var_x = 6;
ptrX = &var_x;
*ptrX = 12;
printf("value of x : %d", var_x);
The first line causes the compiler to reserve a space in memory for a integer.
The second line tells the compiler to reserve space to store a pointer. As you can see the way you
declare a pointer is simply to add a "*" asterick to the end of the data type. A pointer is a storage location for an address.
The third line assigns the value 6 to integer var_x.
The fourth line should remind you of the scanf statements. The address "&"
operator tells C to goto the place it stored var_x, and then give the address of the
storage location to ptrX.
The fifth line is a bit more complex. An asterick * in front of
a variable tells C to dereference the pointer, and go to memory. Then you can make assignments
to variable stored at that location. Since ptrX points to var_x, line 5 is equivalent to this

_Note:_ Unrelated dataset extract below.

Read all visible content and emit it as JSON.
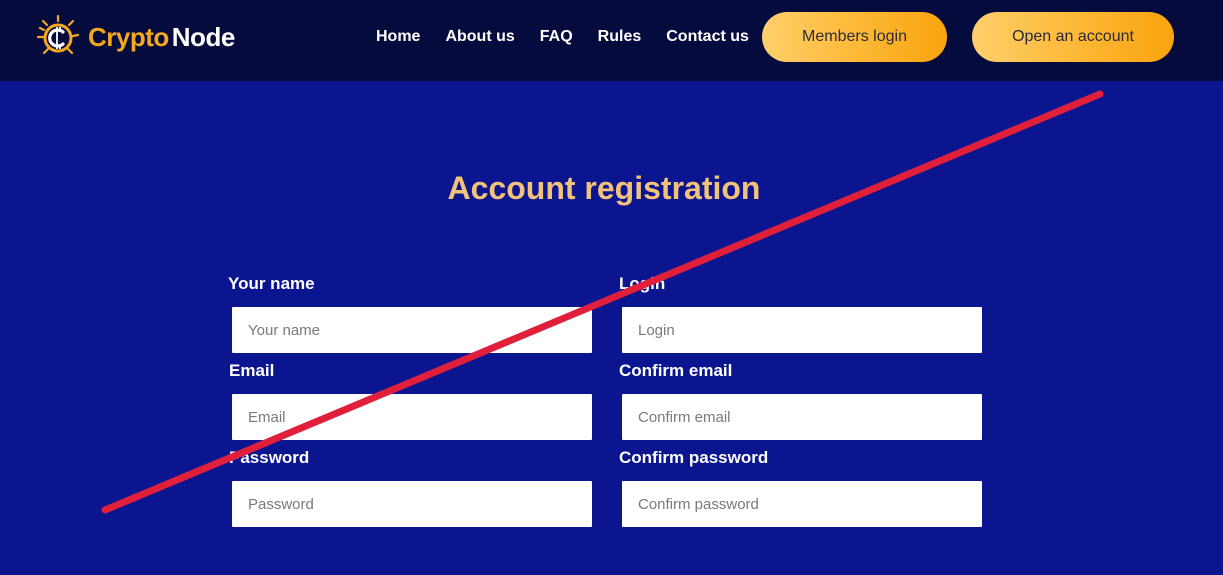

command: var_x = 12; Pretty cool, eh? You can reference a variable
and access its data through a pointer. Windows and all sorts of programs do this all the time.
They hand pointers of data to each other, and allow other applications to access the memory they
Now you may be wondering, why are pointers so comlpex, or I've heard that using pointers can
cause problems. It can, and for those who aren't careful misuse of pointer can do a lot of damage.
Suppose that we forget to type in line 4 ptrX = &var_x; when we
entered the program. What would happen if we executed it, who knows? Without this line ptrX is
never assigned an address. Basically it points to some random data anywhere in memory. If you
executed line 5 without line 4. You could get very wierd results. Since ptrX hasn't been pointed
to our var_x, maybe its points to system memory, and then you assign a value someplace
you shouldn't and your computer crashes. This may not always happen, but it is certainly a possibility,
so be very careful when using pointers. Make sure they are assigned to something before you use
With that basic understanding of pointers, it is time to move to arrays. The most obvious
use of arrays would be an array of characters also commonly knows as a string. The following
program will make a string, access some data in it, print it out. Access it again using
pointers, and then print the string out. It should print out "Hi!" and "012345678" on different lines.
The explanation of the code and arrays will follow.
#define STR_LENGTH 10
Str = 'H';
Str = 'i';
Str = '!';
Str = '\0'; // special end string character
printf("The string in Str is : %s\n", Str);
pStr = &Str;
for (i = 0; i < STR_LENGTH; i++)
*pStr = '0'+i;
Str[STR_LENGTH-1] = '\0';
printf("The string in Str is : %s\n", Str);
First off, let's talk about the array notation to declare an array in C, you use  square braces.
The line of the program char Str[STR_LENGTH]; declares an array of ten characters. Basically this
is just ten individual chars which are all put together in memory into the same place. An apartment complex in memory
to use our pointer metaphor. They can all be access through our variable name Str along with a
[n] where n is the element number (apartment number at same address). Also notice that when C
declares an array of ten. The elements you can access are numbered 0 to 9. Accessing the first apartment corresponds to accessing
the zeroeth element in C. Arrays are always like this, so learn to deal with it. Always count from 0 to size of array - 1.
Next notice that we put the letters "Hi!" into the array, but then we put in a '\0' You are probably wondering what this is.
If you recall in lesson two on printf, there are special charcter sequences that do special things like "\n" stands for new line.
Well time to learn a new one. "\0" stands for end string. All character strings need to end with this
special character '\0'. If they do not, and then someone calls printf on the string. Then printf would
start at the memory location of your string, and continue printing tell it encounters '\0' So you will end up with a
bunch of garbage at the end of your string. So make sure to terminate your strings properly.
The next part of the code to discuss is our pointer access to the string. Just like we learned, I declared a character pointer with an
asterick and gave it the name pStr. I then pointed pStr to the starting address of our character string using the line
pStr = &Str;. Now pStr points to the start of our char array Str.
Then I used a for loop, and started at 0, went through 10 elements of the array (STR_LENGTH) and assigned the corresponding value of i.
The line pStr++; may seem a bit confusing. C has a bunch of short cuts to manipulate variables the ++ just means
add one to the variable (in this case it moves the pointer to the next element in the array). The ++ syntax here is equivalent to
pStr = pStr + 1;. After manipulating the string, I terminated it with '\0' and printed it out. That about
does it for pointers and arrays, here are a few quick notes.
You should note that you will see other shortcuts in C like -- (subtracts one) or +=3; (adds three). I won't
bother covering them, since you should be able to figure them out just by looking at them. Another note is that you can make arrays of any
of C's types, I just used char arrays since they seem to be the most common. Here is a sample line to make an array of five integers: int arrayofint;.